"I'm stoked up, pumped up and ready to go," he said. "I'm sure the rest of these guys are because everybody's calling them the favourites."
For the first time, Bartkowski is getting steady playing time in the NHL. It's allowed him to get into a rhythm and develop teamwork with other Bruins, a crew viewed among the deepest in the league.
"He's playing with so much confidence right now," said Taibi, who talks to him often. "I finally think he believes that's where he belongs. He was playing without that cloud of, 'Am I going to play the next game?' He knew he was going to be in the lineup pretty much the whole (Rangers) series. He just needed a chance to prove himself and I think he's passed with flying colours."
And he's playing with his idol. The Bruins obtained Jagr from Dallas on April 2.
"It's awesome because I looked up to him," Bartkowski said. "It's pretty cool to be able to play with him now."
Any chance Bartkowski had of reaching the playoffs had seemed to disappear a few days earlier. Just before the March 28 trade deadline the Bruins thought they had sent him to Calgary as part of a trade for Jarome Iginla that they hoped would boost their offence.

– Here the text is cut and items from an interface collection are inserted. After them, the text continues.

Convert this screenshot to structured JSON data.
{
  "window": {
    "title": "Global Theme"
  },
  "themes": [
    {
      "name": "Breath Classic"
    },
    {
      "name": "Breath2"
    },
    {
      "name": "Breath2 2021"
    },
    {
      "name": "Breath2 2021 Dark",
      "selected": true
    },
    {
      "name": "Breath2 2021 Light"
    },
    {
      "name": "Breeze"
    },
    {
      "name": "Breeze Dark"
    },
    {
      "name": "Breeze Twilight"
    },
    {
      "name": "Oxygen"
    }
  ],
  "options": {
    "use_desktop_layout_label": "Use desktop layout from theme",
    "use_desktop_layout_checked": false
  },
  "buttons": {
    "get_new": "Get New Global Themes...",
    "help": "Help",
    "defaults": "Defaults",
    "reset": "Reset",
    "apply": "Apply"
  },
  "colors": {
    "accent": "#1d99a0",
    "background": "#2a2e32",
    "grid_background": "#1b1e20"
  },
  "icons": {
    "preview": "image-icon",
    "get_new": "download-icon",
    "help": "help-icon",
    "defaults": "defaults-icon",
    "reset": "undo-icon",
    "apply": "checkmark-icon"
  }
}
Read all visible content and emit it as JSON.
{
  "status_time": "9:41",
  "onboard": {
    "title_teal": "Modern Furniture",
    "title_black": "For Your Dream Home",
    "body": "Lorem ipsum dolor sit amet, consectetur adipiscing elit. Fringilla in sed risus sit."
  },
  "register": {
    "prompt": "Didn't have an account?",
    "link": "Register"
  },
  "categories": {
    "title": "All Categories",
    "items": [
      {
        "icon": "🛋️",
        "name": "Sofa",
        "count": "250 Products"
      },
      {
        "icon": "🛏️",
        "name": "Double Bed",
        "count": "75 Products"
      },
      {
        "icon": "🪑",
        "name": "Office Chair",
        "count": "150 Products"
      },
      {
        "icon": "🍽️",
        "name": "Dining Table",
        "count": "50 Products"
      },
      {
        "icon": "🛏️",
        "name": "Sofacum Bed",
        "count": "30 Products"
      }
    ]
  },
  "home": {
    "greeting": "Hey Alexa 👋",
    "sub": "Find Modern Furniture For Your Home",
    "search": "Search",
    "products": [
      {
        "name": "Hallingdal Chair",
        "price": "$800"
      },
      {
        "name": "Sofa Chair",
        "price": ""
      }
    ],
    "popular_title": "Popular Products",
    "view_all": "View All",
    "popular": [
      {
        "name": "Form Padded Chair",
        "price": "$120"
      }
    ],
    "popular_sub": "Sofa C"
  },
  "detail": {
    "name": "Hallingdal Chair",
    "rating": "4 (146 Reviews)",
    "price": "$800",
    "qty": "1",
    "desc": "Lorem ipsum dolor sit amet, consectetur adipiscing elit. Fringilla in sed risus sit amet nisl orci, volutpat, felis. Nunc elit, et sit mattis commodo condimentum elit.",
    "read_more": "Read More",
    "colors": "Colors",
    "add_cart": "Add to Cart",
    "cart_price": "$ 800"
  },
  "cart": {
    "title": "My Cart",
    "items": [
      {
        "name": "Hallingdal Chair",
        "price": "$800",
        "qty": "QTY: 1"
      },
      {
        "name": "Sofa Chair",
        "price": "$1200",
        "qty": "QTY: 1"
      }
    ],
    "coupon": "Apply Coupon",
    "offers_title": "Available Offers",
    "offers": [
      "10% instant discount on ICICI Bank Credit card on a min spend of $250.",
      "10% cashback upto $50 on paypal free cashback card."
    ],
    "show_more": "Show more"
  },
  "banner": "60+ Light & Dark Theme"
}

They even scratched Bartkowski from their lineup that day.
But Iginla waived his no-trade clause only for Pittsburgh and he went there.
"I would not even be playing right now and now we've got a shot at the Pens in the conference finals," Bartkowski said. "It couldn't have worked out any better."
His hometown and his new town await.